Records from a dataset:

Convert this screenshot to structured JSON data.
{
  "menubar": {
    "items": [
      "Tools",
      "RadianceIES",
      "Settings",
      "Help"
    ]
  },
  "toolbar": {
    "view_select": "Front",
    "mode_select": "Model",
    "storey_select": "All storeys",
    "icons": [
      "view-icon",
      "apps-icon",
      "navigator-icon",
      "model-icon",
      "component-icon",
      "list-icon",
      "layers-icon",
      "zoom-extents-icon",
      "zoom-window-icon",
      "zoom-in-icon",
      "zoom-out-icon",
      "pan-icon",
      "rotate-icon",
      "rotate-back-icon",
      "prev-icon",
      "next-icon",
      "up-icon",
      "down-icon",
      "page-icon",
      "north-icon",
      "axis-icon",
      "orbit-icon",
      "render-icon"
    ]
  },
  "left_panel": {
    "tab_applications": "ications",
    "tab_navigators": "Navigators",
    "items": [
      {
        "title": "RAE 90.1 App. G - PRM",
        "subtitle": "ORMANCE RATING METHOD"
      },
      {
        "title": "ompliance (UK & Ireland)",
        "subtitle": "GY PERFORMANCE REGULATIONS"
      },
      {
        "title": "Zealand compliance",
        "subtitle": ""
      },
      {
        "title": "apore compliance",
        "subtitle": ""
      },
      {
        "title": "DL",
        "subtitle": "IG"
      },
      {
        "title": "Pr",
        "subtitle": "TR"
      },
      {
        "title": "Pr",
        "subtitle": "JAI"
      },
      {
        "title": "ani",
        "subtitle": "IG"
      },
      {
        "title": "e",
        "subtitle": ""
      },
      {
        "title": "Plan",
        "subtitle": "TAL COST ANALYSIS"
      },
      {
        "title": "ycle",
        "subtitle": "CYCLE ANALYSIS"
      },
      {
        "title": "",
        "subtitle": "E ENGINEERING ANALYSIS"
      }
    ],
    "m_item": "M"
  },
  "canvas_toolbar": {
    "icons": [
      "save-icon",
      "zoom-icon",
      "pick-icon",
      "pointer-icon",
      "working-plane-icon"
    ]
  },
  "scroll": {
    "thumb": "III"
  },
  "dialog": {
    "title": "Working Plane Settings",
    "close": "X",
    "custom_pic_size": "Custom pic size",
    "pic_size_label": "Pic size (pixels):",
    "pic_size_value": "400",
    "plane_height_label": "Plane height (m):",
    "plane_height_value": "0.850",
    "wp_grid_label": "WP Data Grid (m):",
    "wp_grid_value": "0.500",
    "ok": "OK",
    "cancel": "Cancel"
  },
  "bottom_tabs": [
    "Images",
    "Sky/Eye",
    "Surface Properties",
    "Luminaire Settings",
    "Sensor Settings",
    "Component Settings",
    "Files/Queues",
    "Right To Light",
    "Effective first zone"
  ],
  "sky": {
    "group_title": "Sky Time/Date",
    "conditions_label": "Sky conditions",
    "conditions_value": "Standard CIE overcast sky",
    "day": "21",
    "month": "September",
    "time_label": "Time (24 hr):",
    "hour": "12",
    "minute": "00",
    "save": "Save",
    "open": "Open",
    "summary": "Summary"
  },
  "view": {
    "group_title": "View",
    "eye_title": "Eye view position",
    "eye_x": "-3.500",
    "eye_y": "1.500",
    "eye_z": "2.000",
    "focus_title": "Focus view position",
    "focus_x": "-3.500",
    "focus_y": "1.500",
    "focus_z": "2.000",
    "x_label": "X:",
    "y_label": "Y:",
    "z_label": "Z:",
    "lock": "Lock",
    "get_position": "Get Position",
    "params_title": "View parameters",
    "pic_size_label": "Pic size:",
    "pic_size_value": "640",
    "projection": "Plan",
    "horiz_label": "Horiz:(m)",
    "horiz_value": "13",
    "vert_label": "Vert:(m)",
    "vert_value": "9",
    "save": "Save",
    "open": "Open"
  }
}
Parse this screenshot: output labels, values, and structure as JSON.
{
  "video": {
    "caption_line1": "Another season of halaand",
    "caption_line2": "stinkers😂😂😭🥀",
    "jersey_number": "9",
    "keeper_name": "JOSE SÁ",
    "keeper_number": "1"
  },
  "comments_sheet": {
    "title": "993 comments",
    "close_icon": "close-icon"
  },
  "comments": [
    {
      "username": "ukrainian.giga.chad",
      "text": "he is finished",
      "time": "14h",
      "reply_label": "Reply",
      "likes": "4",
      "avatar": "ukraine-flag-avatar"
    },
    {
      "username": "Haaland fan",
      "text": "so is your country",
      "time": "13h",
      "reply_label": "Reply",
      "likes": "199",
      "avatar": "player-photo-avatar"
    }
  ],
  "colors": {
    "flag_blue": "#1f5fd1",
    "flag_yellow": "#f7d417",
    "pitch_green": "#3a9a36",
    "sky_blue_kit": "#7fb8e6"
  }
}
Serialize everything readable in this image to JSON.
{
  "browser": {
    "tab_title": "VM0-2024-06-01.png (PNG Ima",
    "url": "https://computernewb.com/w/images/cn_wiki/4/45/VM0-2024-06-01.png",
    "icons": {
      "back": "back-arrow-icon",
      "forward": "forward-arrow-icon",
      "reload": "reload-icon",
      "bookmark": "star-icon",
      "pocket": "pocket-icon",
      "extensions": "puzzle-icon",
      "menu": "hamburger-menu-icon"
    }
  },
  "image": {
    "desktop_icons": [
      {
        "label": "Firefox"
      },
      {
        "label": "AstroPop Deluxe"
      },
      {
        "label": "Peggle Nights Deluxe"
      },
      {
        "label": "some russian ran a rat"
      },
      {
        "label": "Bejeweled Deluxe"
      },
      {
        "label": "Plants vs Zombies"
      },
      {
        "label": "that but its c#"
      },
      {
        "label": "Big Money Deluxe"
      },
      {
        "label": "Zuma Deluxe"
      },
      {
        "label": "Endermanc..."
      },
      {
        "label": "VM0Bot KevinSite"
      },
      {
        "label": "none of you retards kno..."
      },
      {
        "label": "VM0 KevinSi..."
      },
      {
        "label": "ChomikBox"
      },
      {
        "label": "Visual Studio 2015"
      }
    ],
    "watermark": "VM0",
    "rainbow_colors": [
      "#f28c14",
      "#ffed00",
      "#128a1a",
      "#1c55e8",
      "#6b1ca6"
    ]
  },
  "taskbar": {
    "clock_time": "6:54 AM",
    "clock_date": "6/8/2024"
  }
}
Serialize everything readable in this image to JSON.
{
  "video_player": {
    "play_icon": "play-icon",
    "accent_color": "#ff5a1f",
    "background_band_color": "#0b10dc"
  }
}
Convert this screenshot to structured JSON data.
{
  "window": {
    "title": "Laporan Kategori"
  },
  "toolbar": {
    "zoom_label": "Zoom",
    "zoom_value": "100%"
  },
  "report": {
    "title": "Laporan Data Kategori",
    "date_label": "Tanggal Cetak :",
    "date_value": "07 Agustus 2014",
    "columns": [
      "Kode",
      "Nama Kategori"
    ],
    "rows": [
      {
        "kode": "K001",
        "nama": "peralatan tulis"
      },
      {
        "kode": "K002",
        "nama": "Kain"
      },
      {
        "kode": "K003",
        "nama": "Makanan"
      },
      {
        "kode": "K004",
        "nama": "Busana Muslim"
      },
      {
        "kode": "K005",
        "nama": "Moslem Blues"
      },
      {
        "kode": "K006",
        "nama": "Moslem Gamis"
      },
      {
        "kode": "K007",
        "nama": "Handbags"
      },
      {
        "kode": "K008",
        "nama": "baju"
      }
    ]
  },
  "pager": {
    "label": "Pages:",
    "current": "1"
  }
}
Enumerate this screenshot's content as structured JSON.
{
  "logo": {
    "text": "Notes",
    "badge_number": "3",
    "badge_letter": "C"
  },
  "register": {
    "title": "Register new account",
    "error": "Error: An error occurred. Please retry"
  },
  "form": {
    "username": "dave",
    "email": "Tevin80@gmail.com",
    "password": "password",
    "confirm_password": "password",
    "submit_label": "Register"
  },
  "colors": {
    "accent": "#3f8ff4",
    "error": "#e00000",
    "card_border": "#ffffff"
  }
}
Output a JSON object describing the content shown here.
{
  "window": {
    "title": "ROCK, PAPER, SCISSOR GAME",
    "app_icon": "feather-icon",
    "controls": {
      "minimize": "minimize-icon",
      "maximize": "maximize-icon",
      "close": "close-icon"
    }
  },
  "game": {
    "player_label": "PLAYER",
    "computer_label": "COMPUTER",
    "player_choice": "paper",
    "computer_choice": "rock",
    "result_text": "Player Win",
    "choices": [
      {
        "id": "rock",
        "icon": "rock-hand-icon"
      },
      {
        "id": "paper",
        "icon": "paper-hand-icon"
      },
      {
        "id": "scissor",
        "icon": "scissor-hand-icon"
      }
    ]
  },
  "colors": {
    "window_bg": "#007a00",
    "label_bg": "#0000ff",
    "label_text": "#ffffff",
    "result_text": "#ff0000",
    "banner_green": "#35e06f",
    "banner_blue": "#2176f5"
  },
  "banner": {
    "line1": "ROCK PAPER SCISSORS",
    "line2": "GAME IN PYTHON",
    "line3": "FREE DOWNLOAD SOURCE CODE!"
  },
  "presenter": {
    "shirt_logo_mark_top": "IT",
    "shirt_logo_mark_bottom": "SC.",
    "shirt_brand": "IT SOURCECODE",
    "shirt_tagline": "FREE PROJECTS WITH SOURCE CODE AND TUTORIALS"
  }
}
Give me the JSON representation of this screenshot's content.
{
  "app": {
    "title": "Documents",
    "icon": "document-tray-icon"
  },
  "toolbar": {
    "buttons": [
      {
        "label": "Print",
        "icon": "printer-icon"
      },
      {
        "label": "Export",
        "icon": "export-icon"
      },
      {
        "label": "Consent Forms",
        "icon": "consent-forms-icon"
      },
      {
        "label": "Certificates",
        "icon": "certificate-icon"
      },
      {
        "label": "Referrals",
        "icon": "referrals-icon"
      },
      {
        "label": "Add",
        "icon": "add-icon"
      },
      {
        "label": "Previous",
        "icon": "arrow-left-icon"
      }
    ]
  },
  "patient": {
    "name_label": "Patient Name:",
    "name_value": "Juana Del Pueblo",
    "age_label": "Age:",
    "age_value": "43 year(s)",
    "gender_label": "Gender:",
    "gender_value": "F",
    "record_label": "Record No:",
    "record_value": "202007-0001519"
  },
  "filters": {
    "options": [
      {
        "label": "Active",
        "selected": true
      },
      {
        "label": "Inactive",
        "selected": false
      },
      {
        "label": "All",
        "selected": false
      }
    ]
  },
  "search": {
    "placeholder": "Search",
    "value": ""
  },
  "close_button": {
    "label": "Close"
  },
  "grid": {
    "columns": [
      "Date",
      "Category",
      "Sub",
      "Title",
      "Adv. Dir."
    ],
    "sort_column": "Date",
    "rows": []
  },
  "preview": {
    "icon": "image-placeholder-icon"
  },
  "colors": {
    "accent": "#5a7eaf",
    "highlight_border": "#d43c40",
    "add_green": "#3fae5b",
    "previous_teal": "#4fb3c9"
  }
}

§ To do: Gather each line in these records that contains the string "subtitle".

§ Your response:
        "subtitle": "ORMANCE RATING METHOD"
        "subtitle": "GY PERFORMANCE REGULATIONS"
        "subtitle": ""
        "subtitle": ""
        "subtitle": "IG"
        "subtitle": "TR"
        "subtitle": "JAI"
        "subtitle": "IG"
        "subtitle": ""
        "subtitle": "TAL COST ANALYSIS"
        "subtitle": "CYCLE ANALYSIS"
        "subtitle": "E ENGINEERING ANALYSIS"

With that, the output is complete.